The hon. Member for Cheadle also asked what takes place during the interregnum. The Commission has said that during the interregnum, which is in any case a short period, it would not raise any difficulties. To my hon. Friend the Member for Renfrewshire, West I would reply that notification of investment applies only to projects of over 5 million units of account receiving State aid, and investment by the Government as an owner is not affected.
My hon. Friend the Member for Greenock and Port Glasgow (Dr. Mabon) asked during my opening remarks and during his own speech what the position was about Japan. Japan is bound by the OECD General Arrangement and the Understanding on Export Credits for Ships.
The hon. Member for Down, North (Mr. Kilfedder) was understandably concerned about two matters. The first was the position of Harland and Wolff in Northern Ireland. The Government have announced their intention to bring Harland and Wolff into full public ownership. This is allowed under the Treaty of Rome and there is nothing in the draft directive to prevent investment by Governments in publicly-owned companies. The Commission is aware of the Government's plans and has made no objection. I say to the hon. Member for Down, North that the best way in which he can safeguard Harland and Wolff and the jobs in that company—he asked that not a single job be lost in that company—is by coming into the Lobby with the Government when we have the Second Reading debate on the shipbuilding nationalisation Bill early next Session.
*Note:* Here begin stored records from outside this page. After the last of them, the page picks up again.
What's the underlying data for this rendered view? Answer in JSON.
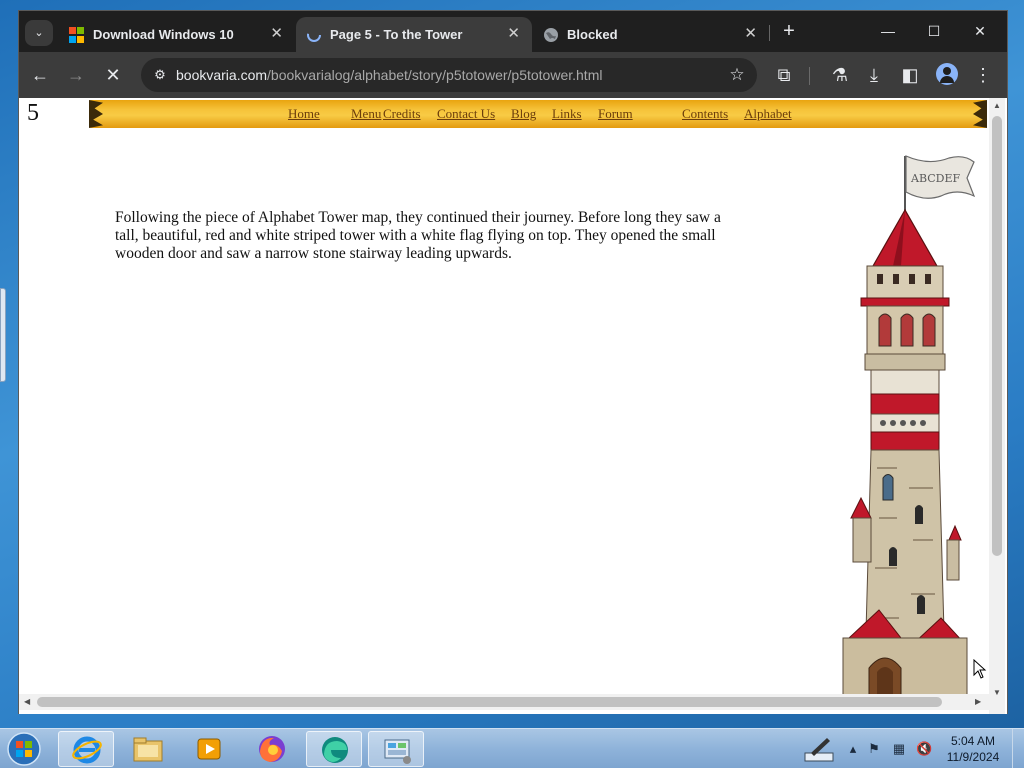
{
  "browser": {
    "tab_search_glyph": "⌄",
    "tabs": [
      {
        "title": "Download Windows 10",
        "active": false,
        "icon": "windows-logo-icon"
      },
      {
        "title": "Page 5 - To the Tower",
        "active": true,
        "icon": "loading-favicon-icon"
      },
      {
        "title": "Blocked",
        "active": false,
        "icon": "globe-icon"
      }
    ],
    "close_glyph": "✕",
    "new_tab_glyph": "+",
    "window_controls": {
      "minimize": "—",
      "maximize": "☐",
      "close": "✕"
    },
    "toolbar": {
      "back_glyph": "←",
      "forward_glyph": "→",
      "stop_glyph": "✕",
      "url_host": "bookvaria.com",
      "url_path": "/bookvarialog/alphabet/story/p5totower/p5totower.html",
      "star_glyph": "☆",
      "extensions_glyph": "⧉",
      "labs_glyph": "⚗",
      "download_glyph": "⤓",
      "sidepanel_glyph": "◧",
      "menu_glyph": "⋮"
    },
    "colors": {
      "chrome_bg": "#1f1f1f",
      "toolbar_bg": "#3c3c3c",
      "omnibox_bg": "#282828",
      "accent": "#8ab4f8"
    }
  },
  "page": {
    "page_number": "5",
    "nav": [
      "Home",
      "Menu",
      "Credits",
      "Contact Us",
      "Blog",
      "Links",
      "Forum",
      "Contents",
      "Alphabet"
    ],
    "story_text": "Following the piece of Alphabet Tower map, they continued their journey. Before long they saw a tall, beautiful, red and white striped tower with a white flag flying on top. They opened the small wooden door and saw a narrow stone stairway leading upwards.",
    "flag_letters": "ABCDEF",
    "colors": {
      "nav_bar": "#f6c33a",
      "nav_link": "#6b3d0b",
      "tower_red": "#c0182a",
      "stone": "#d8cdb4"
    }
  },
  "taskbar": {
    "apps": [
      "internet-explorer-icon",
      "file-explorer-icon",
      "media-player-icon",
      "firefox-icon",
      "edge-icon",
      "control-panel-icon"
    ],
    "tray": {
      "expand_glyph": "▴",
      "flag_glyph": "⚑",
      "network_glyph": "▦",
      "volume_glyph": "🔇"
    },
    "clock": {
      "time": "5:04 AM",
      "date": "11/9/2024"
    }
  }
}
I trust that we shall see him with us in the Lobby to safeguard jobs in Northern Ireland. I know that he does not have these odd ideological views. He is something of a populist. Therefore, I am sure that he will vote with us in favour of nationalisation.
The situation, as I attempted to explain in my opening remarks, is that our aids to shipbuilding under the Industry Act are not specifically shipbuilding aids—they are regional aids. As they are regional aids, they are not ruled out by this directive. We are able to continue with regional aids for shipbuilding as regional aids rather than as shipbuilding aids—
On a point of order, Mr. Deputy Speaker. I started the debate on a point of order, so may I complete it on a point of order? What has happened? We have had a discussion. The Minister has talked it out. Does this mean that the motion lapses and that we have not taken note? Could the position be defined for us?
Order. I am referring to the point of order raised by the right hon. Member for Battersea, North (Mr. Jay). At the commencement of public business a Notice of Motion was put to the House and agreed to. That is the operative motion upon which the present motion has now lapsed at the end of one and a half hours.
Further to that point of order, Mr. Deputy Speaker. Is not this the truth of the matter? Notwithstanding the fact that these documents have been out-distanced by other events taking place within the Common Market, the Council of Ministers and the Commission, the Government, albeit with lack of support from the Conservative Party, only a few weeks after the referendum, have been unable, at a quarter to five on a Friday, to muster sufficient votes in the House of Commons to take note of this document. This is an indictment of the fact that all those hon. Members who are so keen on Common Market ideas have not been able to present themselves in this Chamber to give the Government sufficient support.
The fact is that, had a vote been taken, the Government know, as do the Opposition who dragged us into Europe, that those of us who are opposed to the Common Market would have carried the day. That is why this motion has been talked out by the Minister.